##### Data supplied #####

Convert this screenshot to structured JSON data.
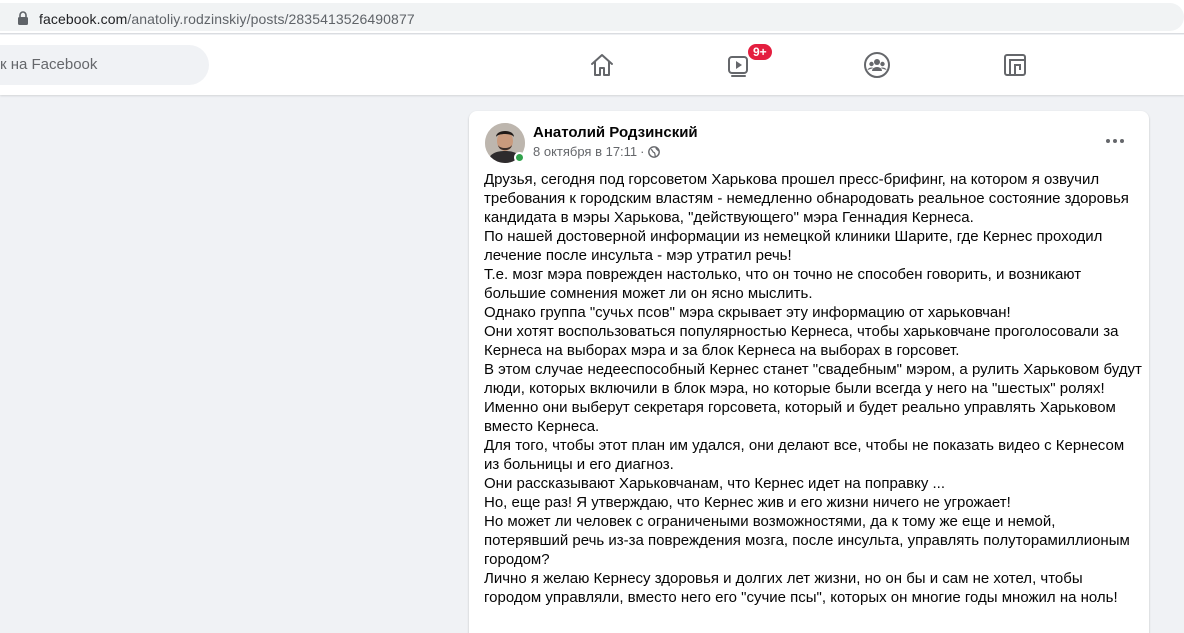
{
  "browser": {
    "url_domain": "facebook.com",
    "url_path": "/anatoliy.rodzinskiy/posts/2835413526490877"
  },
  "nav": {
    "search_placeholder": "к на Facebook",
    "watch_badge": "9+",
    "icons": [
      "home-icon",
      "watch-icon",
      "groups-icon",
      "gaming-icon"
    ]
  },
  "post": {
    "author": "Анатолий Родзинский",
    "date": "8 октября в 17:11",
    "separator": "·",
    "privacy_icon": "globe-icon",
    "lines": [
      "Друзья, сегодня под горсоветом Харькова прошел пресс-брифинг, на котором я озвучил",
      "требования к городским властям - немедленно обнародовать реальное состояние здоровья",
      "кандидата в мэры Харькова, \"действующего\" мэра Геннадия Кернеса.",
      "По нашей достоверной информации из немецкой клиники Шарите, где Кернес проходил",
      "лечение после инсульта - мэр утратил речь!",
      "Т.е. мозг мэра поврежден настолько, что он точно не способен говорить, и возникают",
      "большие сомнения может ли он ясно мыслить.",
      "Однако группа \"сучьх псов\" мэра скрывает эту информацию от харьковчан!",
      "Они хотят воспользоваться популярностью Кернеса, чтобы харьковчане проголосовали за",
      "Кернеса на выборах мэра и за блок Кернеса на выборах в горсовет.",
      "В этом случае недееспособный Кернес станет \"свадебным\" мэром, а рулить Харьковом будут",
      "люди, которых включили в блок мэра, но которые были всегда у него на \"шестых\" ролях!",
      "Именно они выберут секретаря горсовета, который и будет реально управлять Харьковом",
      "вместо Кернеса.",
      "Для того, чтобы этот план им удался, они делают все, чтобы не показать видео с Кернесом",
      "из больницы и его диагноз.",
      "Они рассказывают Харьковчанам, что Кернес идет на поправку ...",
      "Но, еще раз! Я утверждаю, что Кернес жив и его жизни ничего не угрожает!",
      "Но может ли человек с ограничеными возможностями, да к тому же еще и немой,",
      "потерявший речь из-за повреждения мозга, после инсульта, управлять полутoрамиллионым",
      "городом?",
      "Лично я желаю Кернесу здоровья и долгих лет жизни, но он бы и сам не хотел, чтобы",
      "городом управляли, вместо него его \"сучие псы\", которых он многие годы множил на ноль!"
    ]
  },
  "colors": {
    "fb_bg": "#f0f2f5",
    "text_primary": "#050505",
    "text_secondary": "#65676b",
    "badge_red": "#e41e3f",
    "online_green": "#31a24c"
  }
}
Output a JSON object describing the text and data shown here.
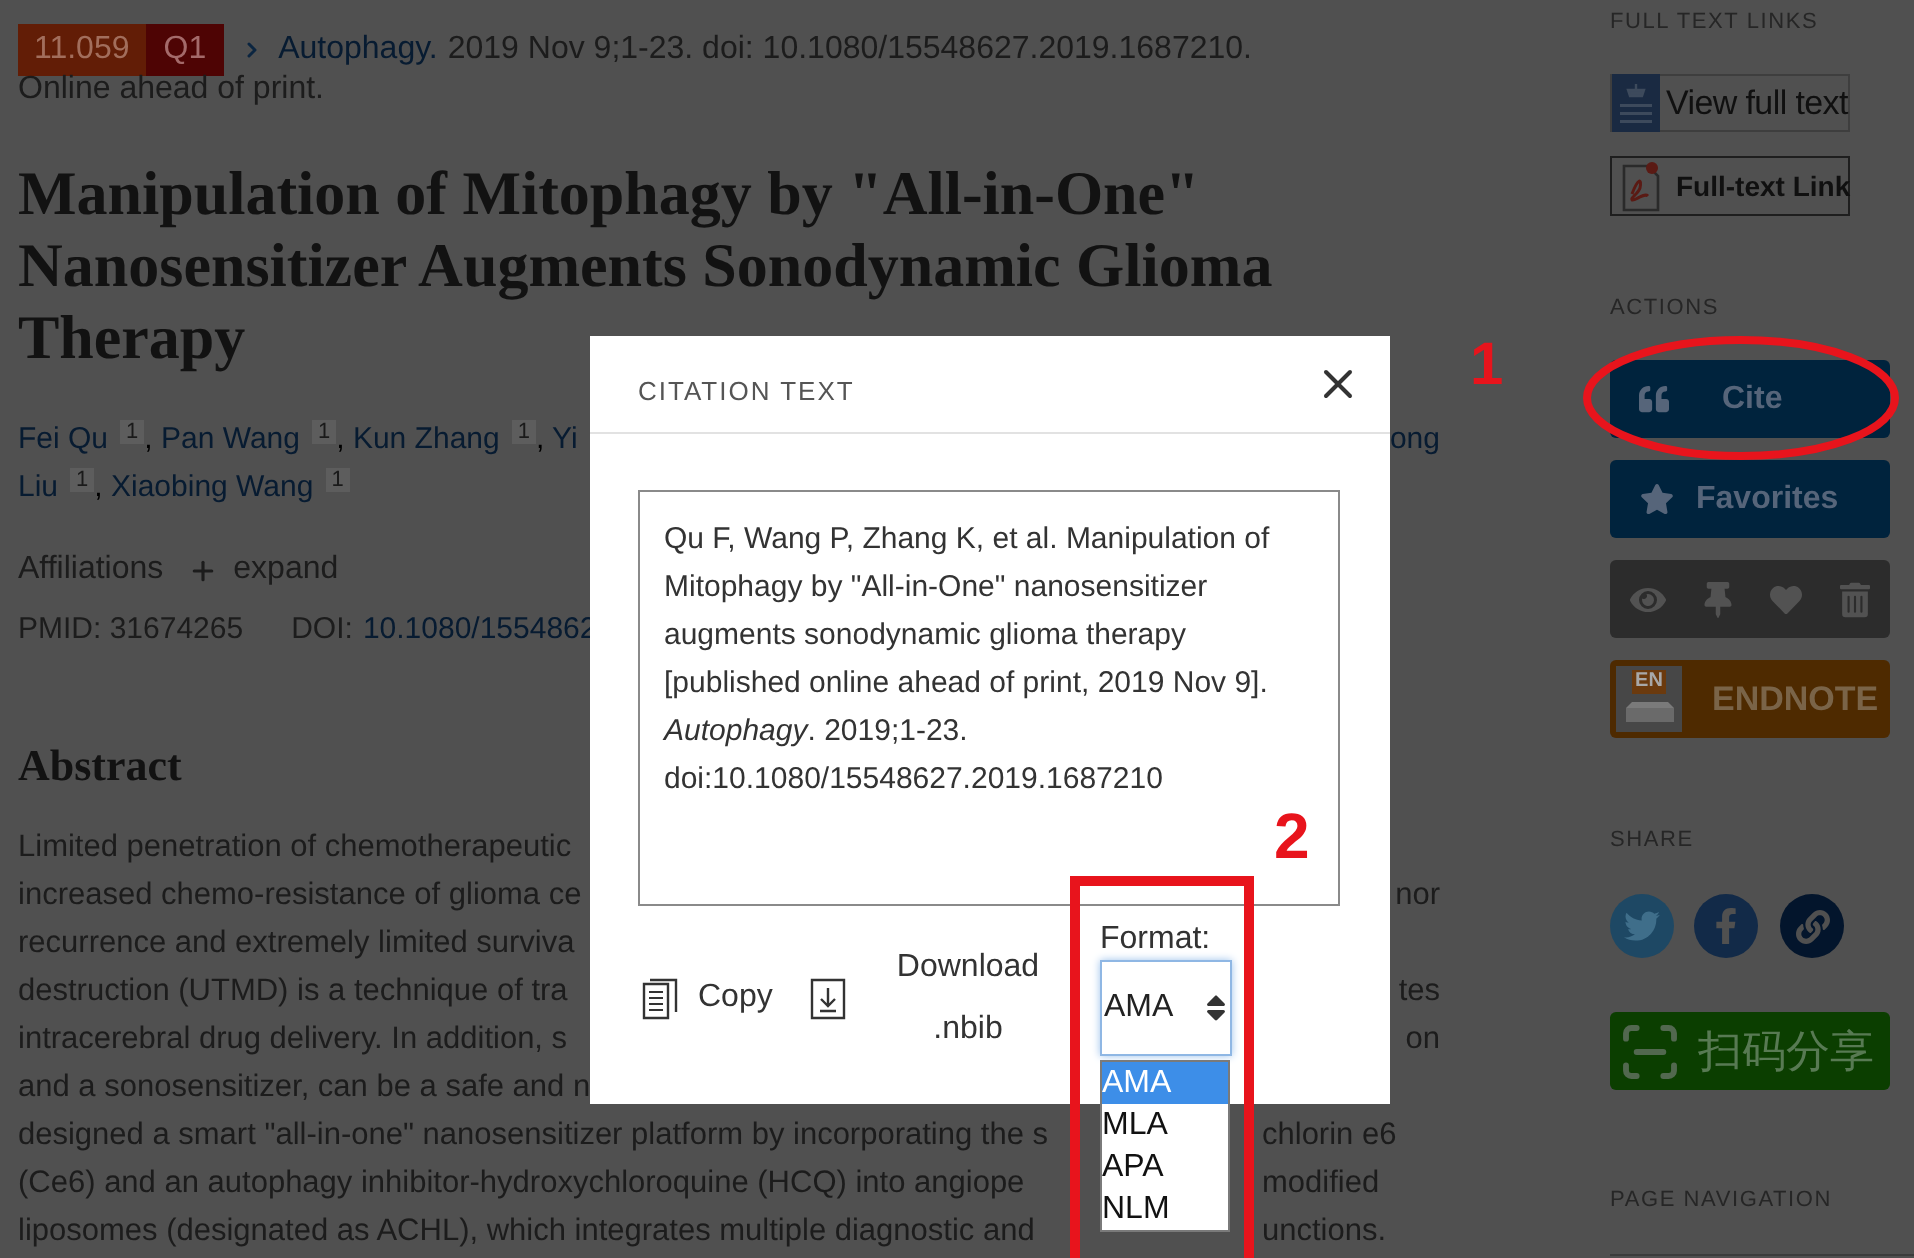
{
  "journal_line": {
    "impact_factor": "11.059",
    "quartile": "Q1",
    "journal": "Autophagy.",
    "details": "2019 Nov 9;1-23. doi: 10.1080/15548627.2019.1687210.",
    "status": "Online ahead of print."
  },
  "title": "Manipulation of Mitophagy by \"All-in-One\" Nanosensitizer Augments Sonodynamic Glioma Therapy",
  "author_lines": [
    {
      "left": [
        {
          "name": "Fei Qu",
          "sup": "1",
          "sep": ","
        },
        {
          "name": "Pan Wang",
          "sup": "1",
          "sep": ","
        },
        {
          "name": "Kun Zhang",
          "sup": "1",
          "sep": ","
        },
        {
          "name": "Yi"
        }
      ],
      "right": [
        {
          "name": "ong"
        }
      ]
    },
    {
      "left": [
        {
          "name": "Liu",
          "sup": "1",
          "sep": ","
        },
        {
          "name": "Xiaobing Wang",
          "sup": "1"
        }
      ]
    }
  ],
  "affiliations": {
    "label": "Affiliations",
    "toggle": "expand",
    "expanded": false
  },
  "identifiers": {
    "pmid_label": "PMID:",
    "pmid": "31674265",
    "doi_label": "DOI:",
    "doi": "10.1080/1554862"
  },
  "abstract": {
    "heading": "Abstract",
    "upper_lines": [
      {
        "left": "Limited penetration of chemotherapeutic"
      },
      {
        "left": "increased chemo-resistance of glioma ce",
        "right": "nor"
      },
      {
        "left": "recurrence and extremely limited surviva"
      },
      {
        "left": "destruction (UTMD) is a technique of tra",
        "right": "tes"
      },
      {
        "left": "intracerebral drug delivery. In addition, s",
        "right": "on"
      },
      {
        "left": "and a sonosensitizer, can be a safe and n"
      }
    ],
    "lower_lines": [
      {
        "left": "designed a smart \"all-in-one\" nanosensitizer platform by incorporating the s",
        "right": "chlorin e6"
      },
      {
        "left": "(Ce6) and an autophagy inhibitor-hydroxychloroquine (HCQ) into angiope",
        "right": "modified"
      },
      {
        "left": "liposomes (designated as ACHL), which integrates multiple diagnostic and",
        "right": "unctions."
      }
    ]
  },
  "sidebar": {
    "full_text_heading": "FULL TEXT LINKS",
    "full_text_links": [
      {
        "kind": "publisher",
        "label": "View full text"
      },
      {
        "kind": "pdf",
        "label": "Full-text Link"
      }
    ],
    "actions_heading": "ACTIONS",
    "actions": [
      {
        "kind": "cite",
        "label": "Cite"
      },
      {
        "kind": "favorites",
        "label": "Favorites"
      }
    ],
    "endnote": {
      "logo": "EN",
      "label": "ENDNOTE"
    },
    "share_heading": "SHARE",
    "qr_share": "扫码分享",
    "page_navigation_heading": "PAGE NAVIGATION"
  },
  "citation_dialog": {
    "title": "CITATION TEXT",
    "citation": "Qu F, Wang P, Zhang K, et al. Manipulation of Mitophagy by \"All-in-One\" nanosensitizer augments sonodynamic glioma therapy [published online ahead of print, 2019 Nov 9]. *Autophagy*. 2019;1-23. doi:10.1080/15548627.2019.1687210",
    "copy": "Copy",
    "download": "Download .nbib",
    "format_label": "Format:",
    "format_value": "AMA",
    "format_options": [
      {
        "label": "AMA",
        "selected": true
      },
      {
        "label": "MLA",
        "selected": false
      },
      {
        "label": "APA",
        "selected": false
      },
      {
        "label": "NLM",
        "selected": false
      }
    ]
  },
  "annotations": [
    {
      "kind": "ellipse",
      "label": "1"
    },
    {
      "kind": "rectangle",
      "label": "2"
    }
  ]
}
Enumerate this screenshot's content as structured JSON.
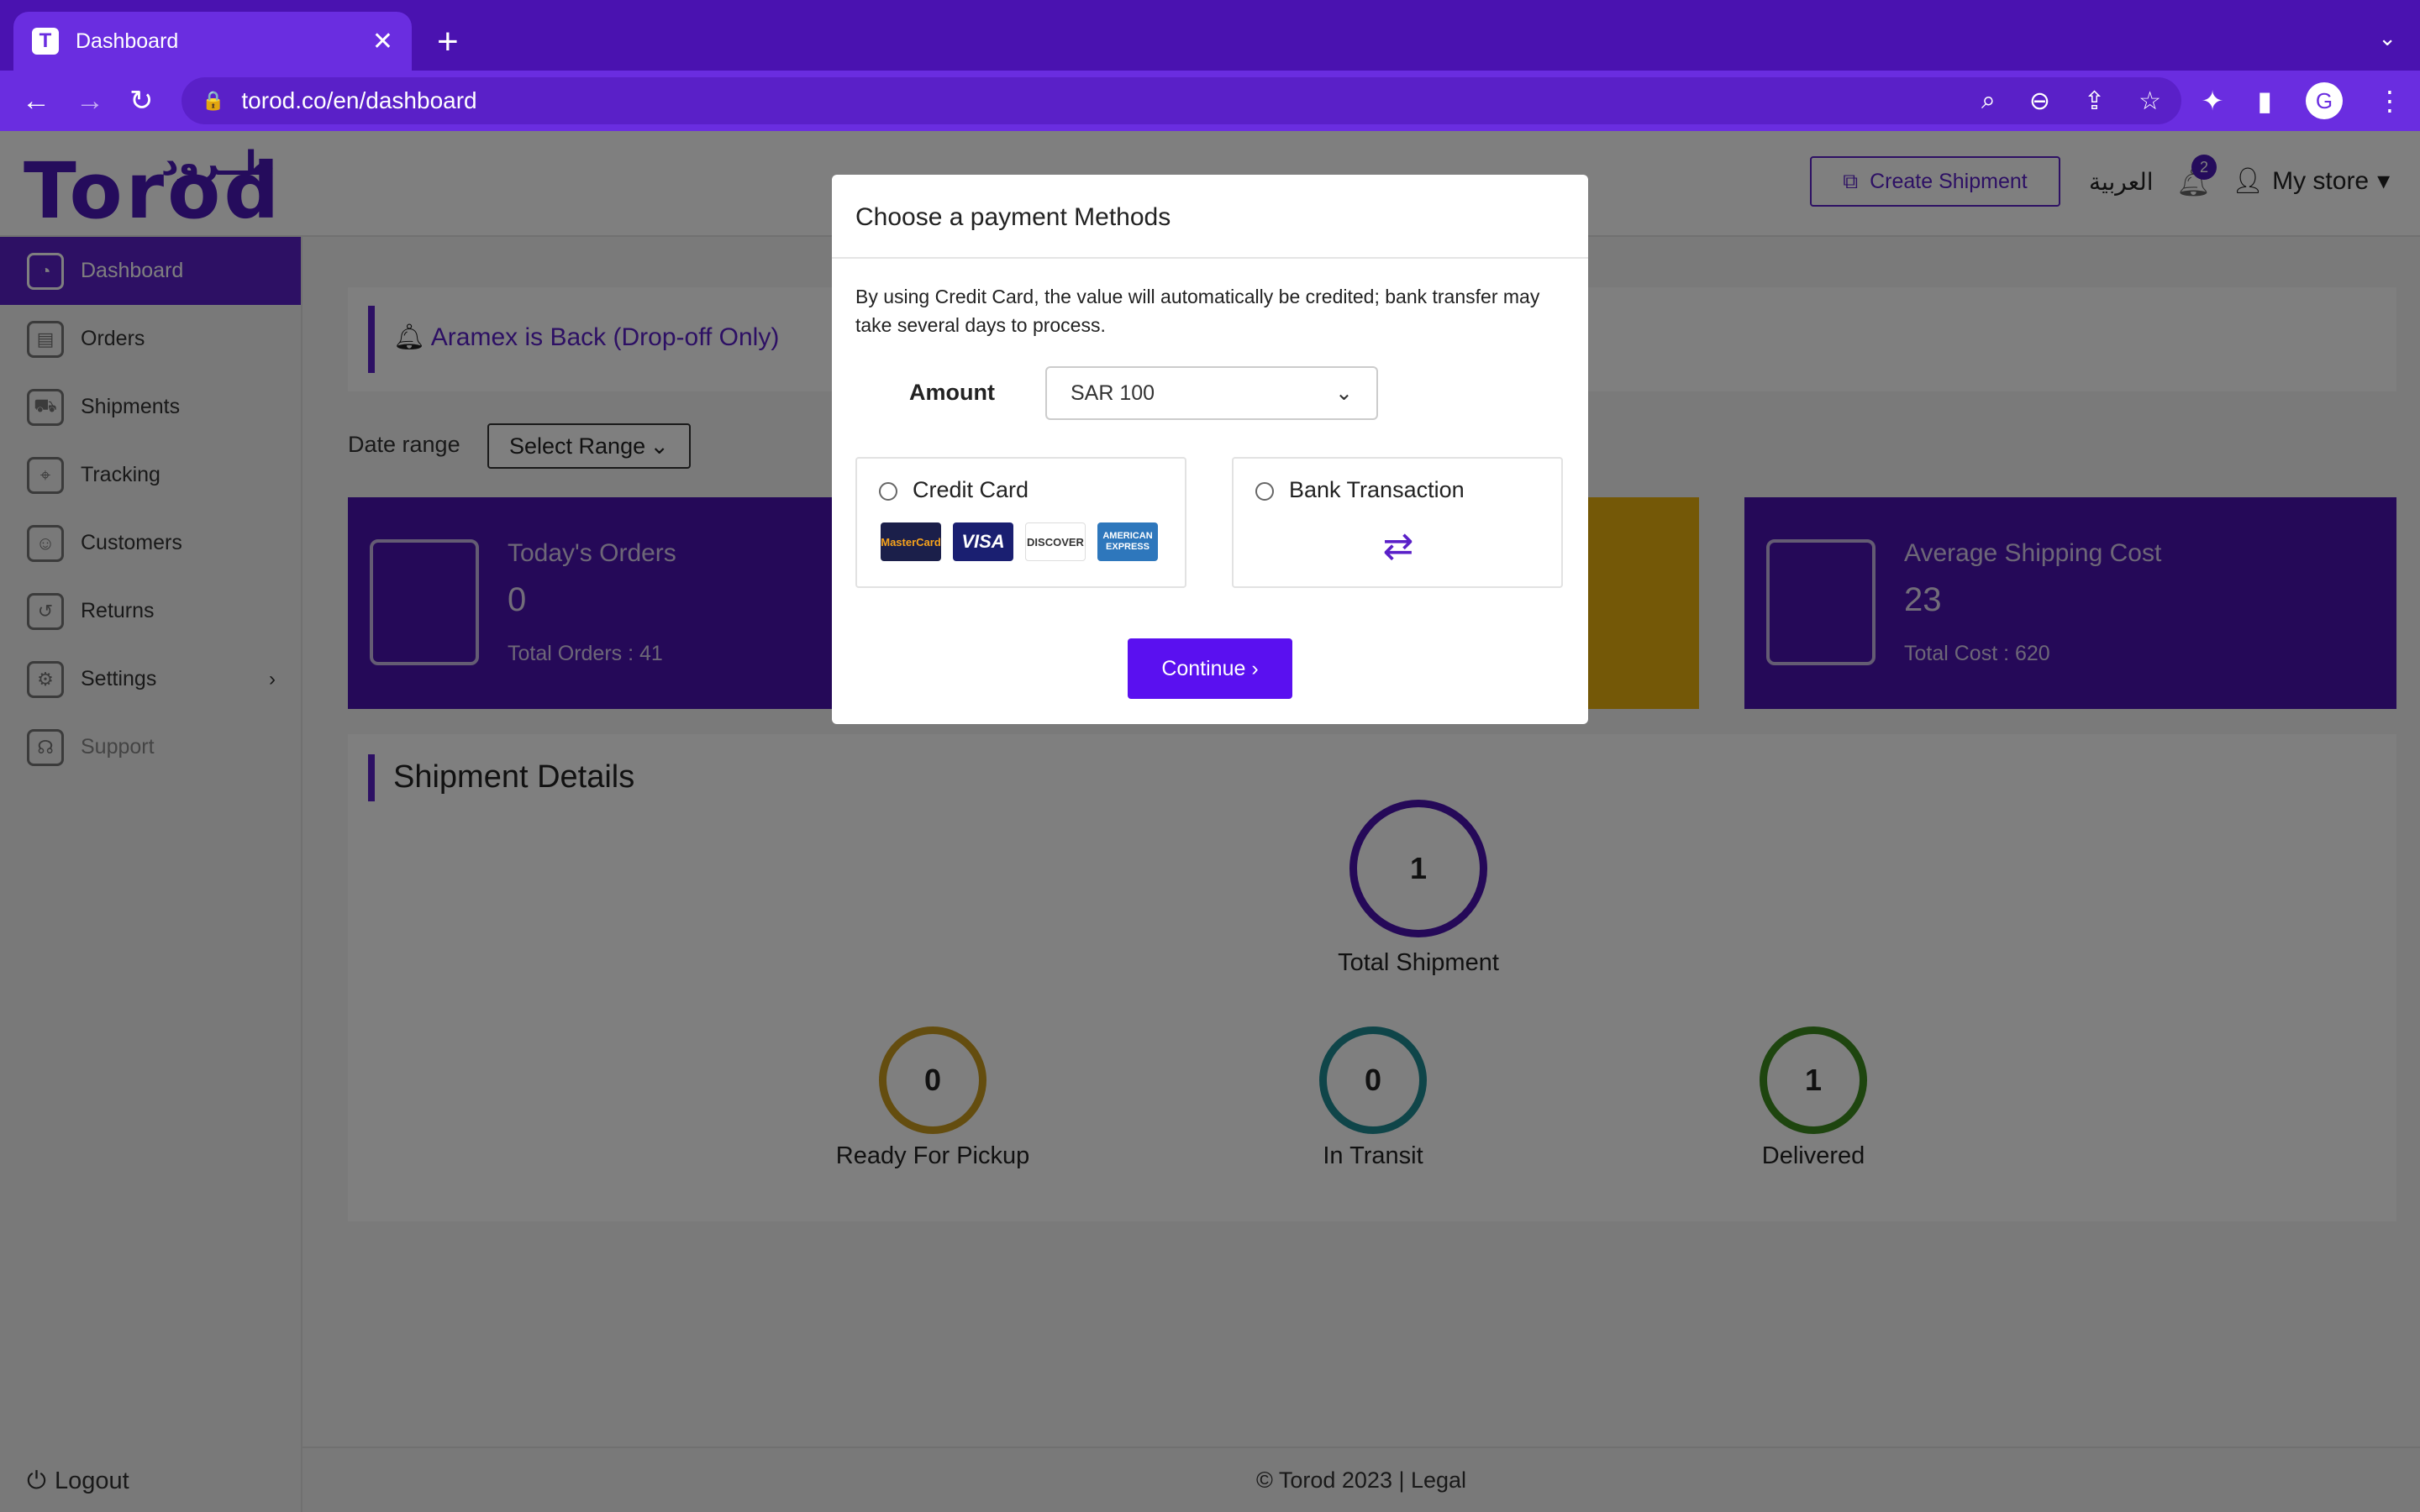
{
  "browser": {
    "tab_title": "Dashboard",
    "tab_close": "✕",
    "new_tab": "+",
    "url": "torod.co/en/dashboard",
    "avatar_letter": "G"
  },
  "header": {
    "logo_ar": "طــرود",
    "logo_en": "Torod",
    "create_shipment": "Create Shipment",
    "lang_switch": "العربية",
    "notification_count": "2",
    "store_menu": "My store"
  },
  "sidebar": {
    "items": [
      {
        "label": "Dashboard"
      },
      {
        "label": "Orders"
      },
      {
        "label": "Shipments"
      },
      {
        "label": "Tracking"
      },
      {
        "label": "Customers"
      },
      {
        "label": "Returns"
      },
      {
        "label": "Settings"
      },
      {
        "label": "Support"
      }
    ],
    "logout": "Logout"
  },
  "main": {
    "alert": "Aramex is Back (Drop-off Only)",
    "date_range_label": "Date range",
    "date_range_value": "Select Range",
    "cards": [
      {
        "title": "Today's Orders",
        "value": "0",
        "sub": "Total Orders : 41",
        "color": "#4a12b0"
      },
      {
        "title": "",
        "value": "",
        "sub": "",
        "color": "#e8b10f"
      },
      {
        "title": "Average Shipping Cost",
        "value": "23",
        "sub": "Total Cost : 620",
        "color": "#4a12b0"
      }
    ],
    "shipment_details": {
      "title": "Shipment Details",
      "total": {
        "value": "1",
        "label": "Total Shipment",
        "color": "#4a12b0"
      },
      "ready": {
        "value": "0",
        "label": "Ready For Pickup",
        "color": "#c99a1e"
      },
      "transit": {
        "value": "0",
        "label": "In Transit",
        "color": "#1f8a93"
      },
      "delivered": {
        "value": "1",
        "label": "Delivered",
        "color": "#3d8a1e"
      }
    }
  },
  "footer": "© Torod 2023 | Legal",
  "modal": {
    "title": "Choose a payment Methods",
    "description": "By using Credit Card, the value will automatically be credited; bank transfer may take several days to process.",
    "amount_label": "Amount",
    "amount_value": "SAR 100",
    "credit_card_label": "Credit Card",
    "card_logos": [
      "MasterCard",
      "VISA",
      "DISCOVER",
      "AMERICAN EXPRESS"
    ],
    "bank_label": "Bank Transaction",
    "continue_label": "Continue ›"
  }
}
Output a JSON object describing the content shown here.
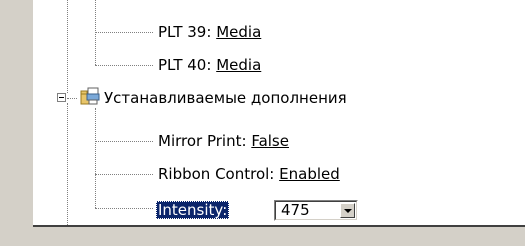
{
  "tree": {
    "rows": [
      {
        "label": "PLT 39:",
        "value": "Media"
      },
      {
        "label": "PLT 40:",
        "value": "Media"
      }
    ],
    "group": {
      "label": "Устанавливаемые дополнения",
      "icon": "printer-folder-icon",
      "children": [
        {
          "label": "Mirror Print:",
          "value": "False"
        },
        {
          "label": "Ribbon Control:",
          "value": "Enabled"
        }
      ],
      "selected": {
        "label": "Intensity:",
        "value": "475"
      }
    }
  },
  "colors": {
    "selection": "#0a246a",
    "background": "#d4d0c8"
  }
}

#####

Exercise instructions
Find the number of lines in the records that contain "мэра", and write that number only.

Answer box
5